Trees and plants in temperate forests have special adaptations to survive in this biome. Deciduous trees are trees with leaves rather than pine needles, and they dominate temperate forests. As the seasons change each year, so do the leaves. Each year deciduous trees lose their leaves, and grow them back. In the summer their broad green leaves capture sunlight and help the trees make food through photosynthesis. As temperature cool in the fall, the chlorophyII (green pigment in leaves) breaks down, causing the beautiful red, yellow and orange leaf colours of fall. In the cold for them to protect their leaves from the damage of freezing in the winter, so they simply loose them and seal up the places where the leaves attach to the branch. The warmer spring days signal to the trees that they can grow new leaves again, and restart the cycle.
- The Temperate Forest is full of various plants and trees. There are Pine Fir, Hemlock, Spruce, and Sequoias just to name a few.
- Some plants are used to make medicines for people. Many plants flourish in this environment because of the rich soil that the Temperate Forest has.
- The Temperate Forest has many different species of animals. There are bobcats, snow leopards, while tailed deer, raccoons, mice, and many types of birds just to name a few. Animals in the Temperate Forest depend upon one another in a complex food chain.
- The soil in the Temperate Forest is very rocky, sandy, and is known to be mostly poor quantity.
4. Boreal forests (Taiga): Boreal forests, or taiga, represent the largest terrestrial biome. Occurring between 50ᵒ and 60ᵒ north latitudes, these can be found in the broad belt of Eurasia and North America: two-thirds in Siberia with the rest in Scandinavia, Alaska, and Canada. Seasons are divided into short, moist, and moderately warm summers and long, cold, and dry winters. Boreal Forests are dominated by conifers, especially spruces and firs. These are dotted with lakes, bogs, and marshes.
- The Boreal forest is named after Boreas, the Greek god of the north wind.
- The Boreal forest corresponds with regions of subarctic and cold continental climate.
- There are long, service winters (up to six months with mean temperature below freezing) and short summers (50 to 100 frost free days), as is a wide range of temperature between the lows of winter and highs of summer.
- There is little rainfall in the boreal biome. Precipitation comes in the form of fog and snow, with a little rain during the summer months.
- Means annual precipitation is 40 cm to 50 cm but low evaporation rates makes this a humid climate.
- This biome has dominant trees as needle leaf and coniferous (gymnosperm) trees.
- The conical or spire-shaped needle leaf trees are adapted to the cold
and physiological drought of winter and to the short-growing season.
- The conical shape - promotes shedding of snow and prevents loss of branches.

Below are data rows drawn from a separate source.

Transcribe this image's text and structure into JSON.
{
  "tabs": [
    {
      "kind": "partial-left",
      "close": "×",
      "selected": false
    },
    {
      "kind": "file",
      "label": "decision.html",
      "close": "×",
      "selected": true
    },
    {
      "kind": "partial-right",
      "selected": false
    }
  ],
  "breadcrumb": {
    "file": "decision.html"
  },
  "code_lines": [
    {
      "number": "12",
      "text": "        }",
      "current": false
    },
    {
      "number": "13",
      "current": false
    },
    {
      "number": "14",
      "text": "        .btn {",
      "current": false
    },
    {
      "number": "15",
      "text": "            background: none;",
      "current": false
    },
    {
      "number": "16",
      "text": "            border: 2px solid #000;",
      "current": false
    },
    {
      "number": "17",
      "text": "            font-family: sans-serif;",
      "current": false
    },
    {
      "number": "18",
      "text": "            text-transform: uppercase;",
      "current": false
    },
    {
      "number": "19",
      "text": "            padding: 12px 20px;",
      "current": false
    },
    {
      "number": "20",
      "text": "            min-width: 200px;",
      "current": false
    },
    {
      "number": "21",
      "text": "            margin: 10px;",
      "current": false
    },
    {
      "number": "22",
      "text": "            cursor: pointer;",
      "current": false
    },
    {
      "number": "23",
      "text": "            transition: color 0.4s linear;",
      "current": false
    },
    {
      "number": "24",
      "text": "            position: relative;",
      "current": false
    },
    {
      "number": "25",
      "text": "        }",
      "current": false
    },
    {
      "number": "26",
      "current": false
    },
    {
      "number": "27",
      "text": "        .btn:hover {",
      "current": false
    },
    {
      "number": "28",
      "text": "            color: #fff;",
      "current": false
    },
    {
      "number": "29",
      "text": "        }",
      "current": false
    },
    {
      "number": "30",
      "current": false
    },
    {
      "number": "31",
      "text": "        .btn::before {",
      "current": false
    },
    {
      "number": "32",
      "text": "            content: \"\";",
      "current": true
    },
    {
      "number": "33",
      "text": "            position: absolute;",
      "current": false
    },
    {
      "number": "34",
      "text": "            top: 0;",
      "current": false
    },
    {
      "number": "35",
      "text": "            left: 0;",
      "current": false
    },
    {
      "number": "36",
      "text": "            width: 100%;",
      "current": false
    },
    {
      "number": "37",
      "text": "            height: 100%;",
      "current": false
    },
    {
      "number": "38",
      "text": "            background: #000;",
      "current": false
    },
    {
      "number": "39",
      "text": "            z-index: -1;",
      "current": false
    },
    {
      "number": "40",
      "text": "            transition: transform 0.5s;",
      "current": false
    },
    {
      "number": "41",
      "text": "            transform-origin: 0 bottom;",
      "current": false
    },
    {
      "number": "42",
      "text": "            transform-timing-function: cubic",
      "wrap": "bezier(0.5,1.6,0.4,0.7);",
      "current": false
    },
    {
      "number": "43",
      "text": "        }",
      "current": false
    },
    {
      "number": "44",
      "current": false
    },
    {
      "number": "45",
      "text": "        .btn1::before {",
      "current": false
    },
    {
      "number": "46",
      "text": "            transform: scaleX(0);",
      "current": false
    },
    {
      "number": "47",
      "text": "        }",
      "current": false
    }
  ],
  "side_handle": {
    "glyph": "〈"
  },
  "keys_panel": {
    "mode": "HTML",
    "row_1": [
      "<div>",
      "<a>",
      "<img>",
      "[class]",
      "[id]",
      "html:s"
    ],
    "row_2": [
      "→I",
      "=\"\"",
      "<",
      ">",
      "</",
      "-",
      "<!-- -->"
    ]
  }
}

- Needle-leaf - narrowness reduces surface area through which water mat be lost (transpired), especially during winter when the frozen ground prevents plants from replenishing their water supply. The needle of boreal conifers also have thick waxy coating a waterproof cuticle in which stomata are sunken and protected from drying winds.
- Evergreen habit - retention of foliage allows plants to photosynthesize as absorb maximum heat from the sun and begin photosynthesis as early as possible.
- Dark colour - the dark green of spruce and fir needles helps
foliage absorb maximum from the sun and begin photosynthesis as early as
- Broadleaf deciduous trees and shrubs are members of early successional stages of both primary and secondary succession. Most common are alder birch, and aspen.
- This type of forest supports very poor in biodiversity supporting only handful species of flora and fauna.
- The trees of the boreal forest tend to have shallow roots, due to the thin soils.
- Logging has played its role on the boreal forest, with large swaths of Siberia’s taiga harvested for lumber.
- The soils of the boreal forest are often acidic, due to falling pine needle, and low on nutrients since the cold temperature do not allow much foliage to rot and turn into dirt.